Day 19 was entirely a studio day. I sculpted with QCC on the door, which I'd finished preparing a few days earlier after finally getting Leo to fix the bottom of it, getting Kinga to loan me her scrapers, and after spending a long, hot afternoon myself scraping all the old paint off the door.
Day 20 was also committed to artwork.
Day 21 I mostly worked in my studio, but in the evening we took a quick trip over to the neighboring town of Saron-sur-Aube where we'd be participating in the Art & Jardins 2016 festival exhibition and sale. We got to see some of the sites some other artists would be exhibiting in, and then got to visit the house we were displaying in so we could discuss who wanted what space and how we planned to exhibit. I brought quite a large stack of my greeting cards with me since I knew I'd be participating in this, so hopefully they sell well!
Day 22 was another studio day.
Day 23 was primarily another studio day, but at 8pm we all went over to Mathilde's house for apéritifs and entrées (the latter of which, in French, means appetizer and not the main course) with many of the core group of friends (Erica, Guillon, Abril, Leo, Kinga, Patricia) and some new faces as well. It was a lot of fun, and I learned I like prosecco!

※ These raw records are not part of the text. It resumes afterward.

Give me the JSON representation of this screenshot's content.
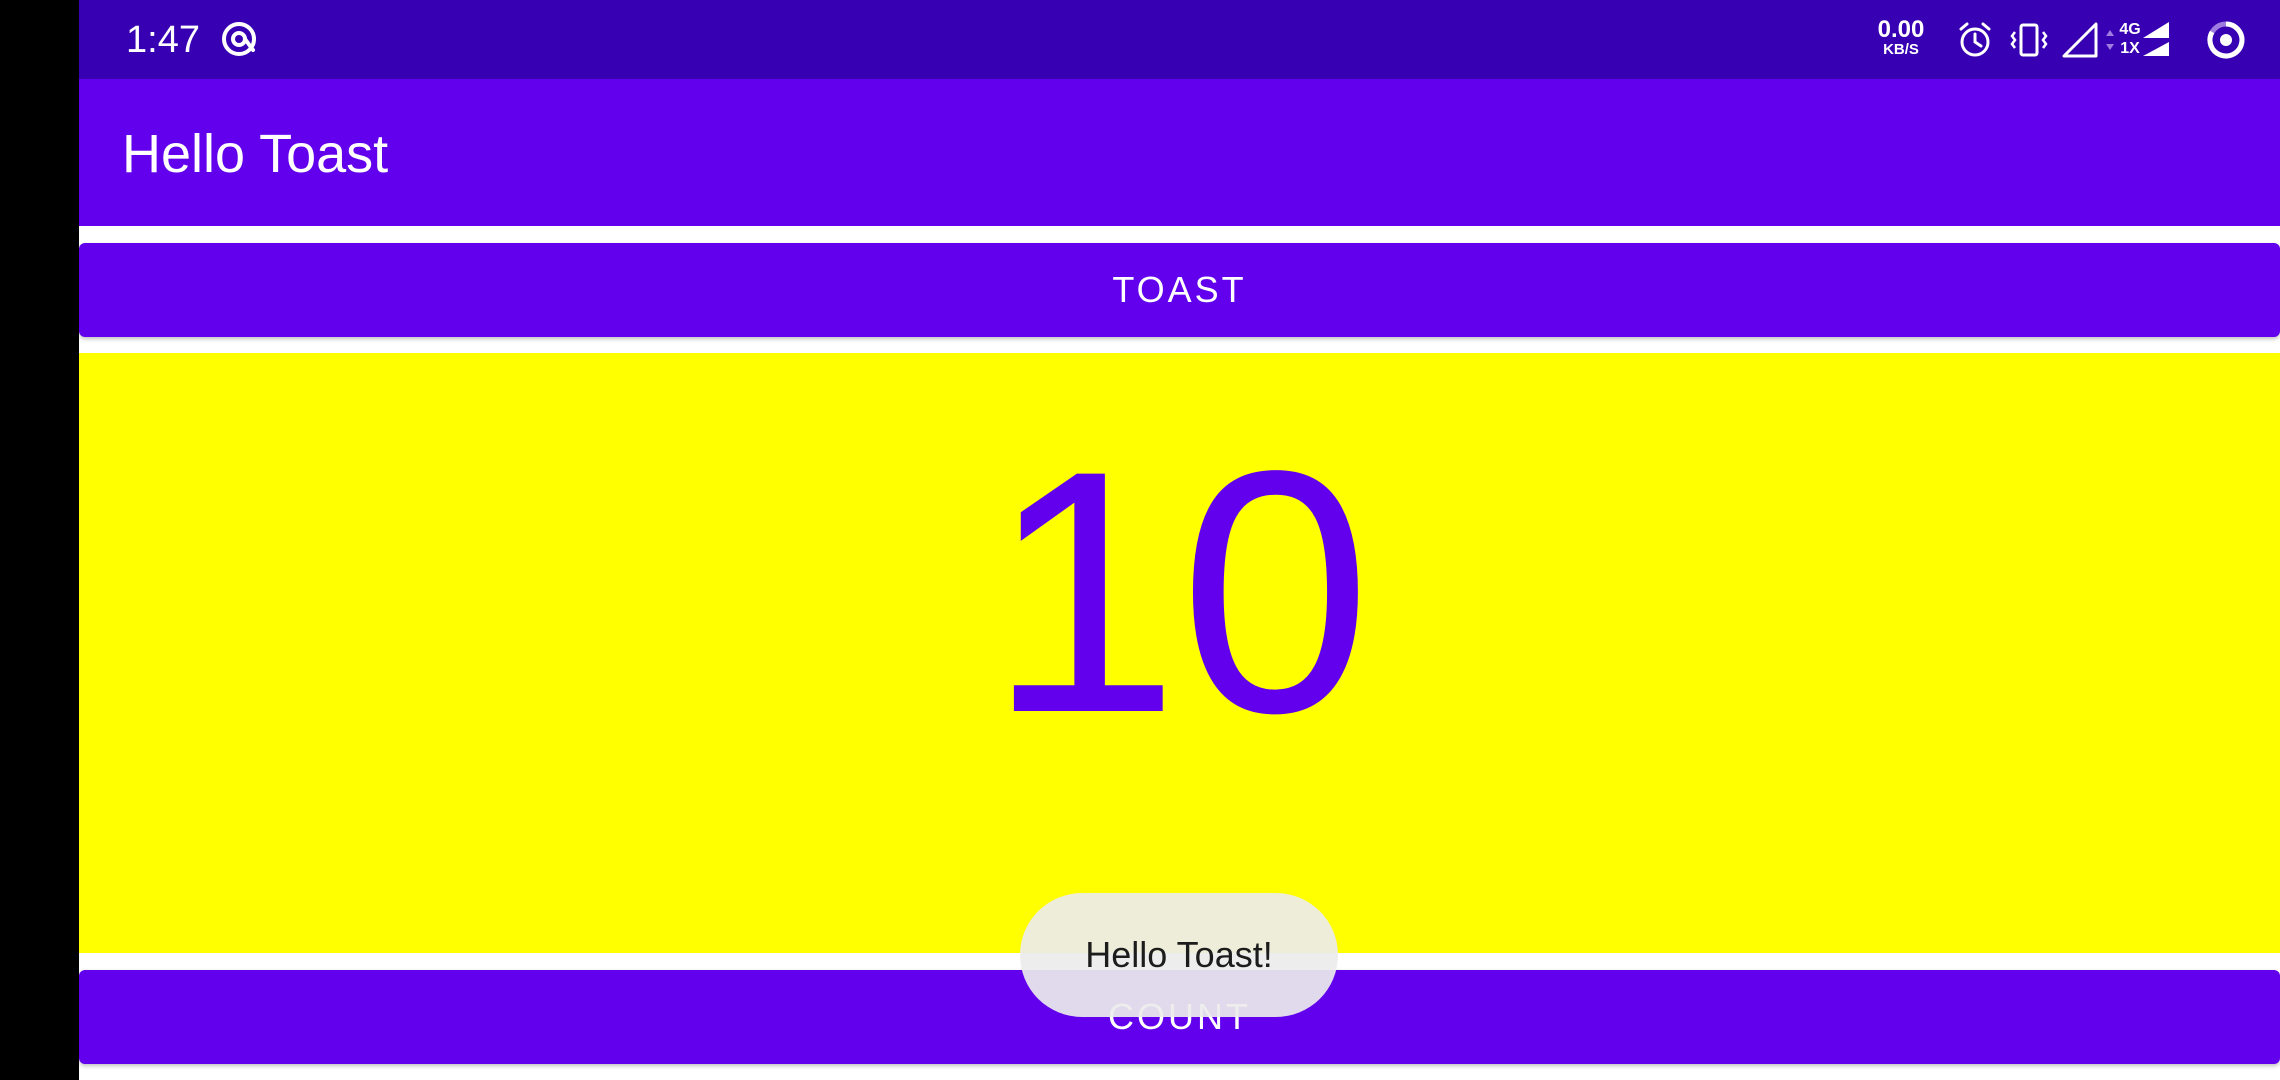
{
  "status_bar": {
    "time": "1:47",
    "net_speed_value": "0.00",
    "net_speed_unit": "KB/S",
    "network_type": "4G",
    "sim_slot": "1X",
    "icons": [
      "cast-at-icon",
      "alarm-icon",
      "vibrate-icon",
      "signal-icon",
      "data-arrows-icon",
      "signal-4g-icon",
      "battery-ring-icon"
    ]
  },
  "app_bar": {
    "title": "Hello Toast"
  },
  "toast_button": {
    "label": "TOAST"
  },
  "counter": {
    "value": "10"
  },
  "count_button": {
    "label": "COUNT"
  },
  "toast_message": {
    "text": "Hello Toast!"
  },
  "colors": {
    "status_bar": "#3700b3",
    "primary": "#6200ee",
    "counter_background": "#ffff00",
    "toast_background": "#ececec",
    "text_on_primary": "#ffffff"
  }
}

Here's my fourth piece! It's titled Floating and is 3P Quick Cure Clay and acrylic on a 16x12" birch panel. The whole thing is super shiny because I used a gloss varnish to seal and protect it, but I managed to get some images that aren't quite so glare-filled. I also ended up gloss varnishing The Slightest Disturbance as well.